Mr. Bloomberg was keen to take on the impossible, or at least the seemingly so. And he did. A man whose public personality came in a plain brown wrapper presided during an era of radical change and rebirth in the city, much of it fostered by his administration.
On March 15 of last year, at a moment when many New Yorkers found themselves increasingly disturbed by revelations that the Police Department had conducted constitutionally suspect surveillance of Muslim communities, Mayor Michael R. Bloomberg made an unplanned visit to the offices of Goldman Sachs.
The mood had grown sour among some of the city’s most amply compensated plutocrats. The day before, Greg Smith, an executive director in the company’s equity derivatives business, announced his resignation, in an Op-Ed page article in The New York Times, declaring that the previous decade had left Goldman’s culture so steeped in avarice and self-interest, so utterly disdainful of its clients, that he no longer found it morally tenable to work there.
It was not simply that he was such an obvious champion of the financial industry, but also that in the city he ran he could barely brook any dissent of it.
The siren song of large numbers led the city to multiply the number of people that the police stopped and frisked. He was not naturally inclined to soaring oratory, so on his rare forays, the eloquence was indelible. Practically alone among elected officials in the United States, Mr. Bloomberg spoke in 2010 for the right of a Muslim group to open a mosque a few blocks from the site of the World Trade Center attacks, citing the founding principles of the nation. As he stood on Governors Island, with the Statue of Liberty visible over his shoulder, Mr. Bloomberg said: “We would be untrue to the best part of ourselves and who we are as New Yorkers and Americans if we said no to a mosque in Lower Manhattan.”
Last week, during a news conference in City Hall, the same mayor snarled at a judge for ruling that in searching the pockets of millions of young black and Latino men who had done nothing wrong, the police and the city had violated their constitutional rights. The moment lacked even a whisper of the grace that had made his voice so powerful on Governors Island.
But the Constitution protects the rights of individuals and does not recognize the laws of large numbers. It requires that the more invasive an action the authorities take against a person, the greater the cause must be.

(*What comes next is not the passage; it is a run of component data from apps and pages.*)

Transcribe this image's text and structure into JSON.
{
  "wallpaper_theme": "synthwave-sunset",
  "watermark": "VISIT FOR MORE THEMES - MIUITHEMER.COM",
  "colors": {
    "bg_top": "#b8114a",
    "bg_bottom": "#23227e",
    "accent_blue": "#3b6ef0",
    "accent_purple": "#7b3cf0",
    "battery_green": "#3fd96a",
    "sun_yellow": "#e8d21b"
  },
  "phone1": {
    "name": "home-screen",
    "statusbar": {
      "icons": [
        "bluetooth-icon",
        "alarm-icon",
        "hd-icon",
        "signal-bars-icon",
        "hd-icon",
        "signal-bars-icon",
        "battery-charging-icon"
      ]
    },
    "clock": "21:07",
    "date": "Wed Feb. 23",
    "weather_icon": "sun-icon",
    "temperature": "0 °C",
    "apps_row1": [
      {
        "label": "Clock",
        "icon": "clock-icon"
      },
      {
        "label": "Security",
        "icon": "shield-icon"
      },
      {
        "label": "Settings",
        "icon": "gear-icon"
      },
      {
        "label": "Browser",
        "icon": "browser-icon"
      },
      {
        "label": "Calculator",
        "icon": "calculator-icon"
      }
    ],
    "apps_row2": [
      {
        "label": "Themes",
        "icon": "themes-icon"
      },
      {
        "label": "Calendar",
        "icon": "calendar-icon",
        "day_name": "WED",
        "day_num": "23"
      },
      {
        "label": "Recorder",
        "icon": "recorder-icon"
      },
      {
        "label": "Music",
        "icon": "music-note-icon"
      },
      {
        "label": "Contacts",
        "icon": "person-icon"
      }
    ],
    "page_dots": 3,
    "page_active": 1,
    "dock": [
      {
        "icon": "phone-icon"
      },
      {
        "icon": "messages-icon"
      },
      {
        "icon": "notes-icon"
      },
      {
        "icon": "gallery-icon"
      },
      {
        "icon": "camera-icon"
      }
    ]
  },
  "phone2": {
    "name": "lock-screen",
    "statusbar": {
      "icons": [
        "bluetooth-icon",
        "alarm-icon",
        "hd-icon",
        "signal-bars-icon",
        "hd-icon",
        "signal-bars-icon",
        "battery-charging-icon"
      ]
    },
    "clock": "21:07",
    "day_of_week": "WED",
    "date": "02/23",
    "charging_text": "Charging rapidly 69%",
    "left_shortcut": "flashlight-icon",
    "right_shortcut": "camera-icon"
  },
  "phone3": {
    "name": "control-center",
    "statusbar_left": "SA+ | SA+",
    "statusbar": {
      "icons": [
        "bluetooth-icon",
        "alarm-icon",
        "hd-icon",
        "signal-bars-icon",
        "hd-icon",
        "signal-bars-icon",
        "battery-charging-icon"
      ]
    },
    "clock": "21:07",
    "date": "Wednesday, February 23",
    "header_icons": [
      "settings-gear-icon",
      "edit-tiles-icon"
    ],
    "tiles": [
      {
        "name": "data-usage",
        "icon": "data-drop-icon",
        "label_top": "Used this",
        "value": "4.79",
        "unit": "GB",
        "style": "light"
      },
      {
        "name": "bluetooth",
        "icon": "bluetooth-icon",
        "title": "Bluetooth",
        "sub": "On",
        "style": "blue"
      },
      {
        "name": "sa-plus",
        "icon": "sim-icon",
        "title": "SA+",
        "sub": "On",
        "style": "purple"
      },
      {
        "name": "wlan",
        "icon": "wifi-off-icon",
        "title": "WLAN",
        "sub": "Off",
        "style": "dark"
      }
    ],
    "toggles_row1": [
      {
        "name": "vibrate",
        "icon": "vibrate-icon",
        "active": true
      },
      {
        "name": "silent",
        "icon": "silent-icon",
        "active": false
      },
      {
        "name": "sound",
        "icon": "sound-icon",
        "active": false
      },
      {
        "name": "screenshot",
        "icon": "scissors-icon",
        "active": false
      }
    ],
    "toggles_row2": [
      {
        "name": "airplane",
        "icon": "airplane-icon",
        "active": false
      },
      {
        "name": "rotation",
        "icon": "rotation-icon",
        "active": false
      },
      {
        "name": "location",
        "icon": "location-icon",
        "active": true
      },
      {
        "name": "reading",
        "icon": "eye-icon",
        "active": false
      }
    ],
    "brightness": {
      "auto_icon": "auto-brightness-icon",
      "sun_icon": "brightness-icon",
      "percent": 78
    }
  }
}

Asked on Monday about a judge’s order that the police wear body cameras in five precincts for a year, to document precisely what was happening in the streets, Mr. Bloomberg seemed especially angry. A “nightmare,” he said. He insisted the test would fail: a police officer might turn his or her head and the camera would miss the action.
The judge said it would be an experiment, a pilot project for a year, but Mr. Bloomberg wasn’t having it. “It is a solution that is not a solution,” he declared.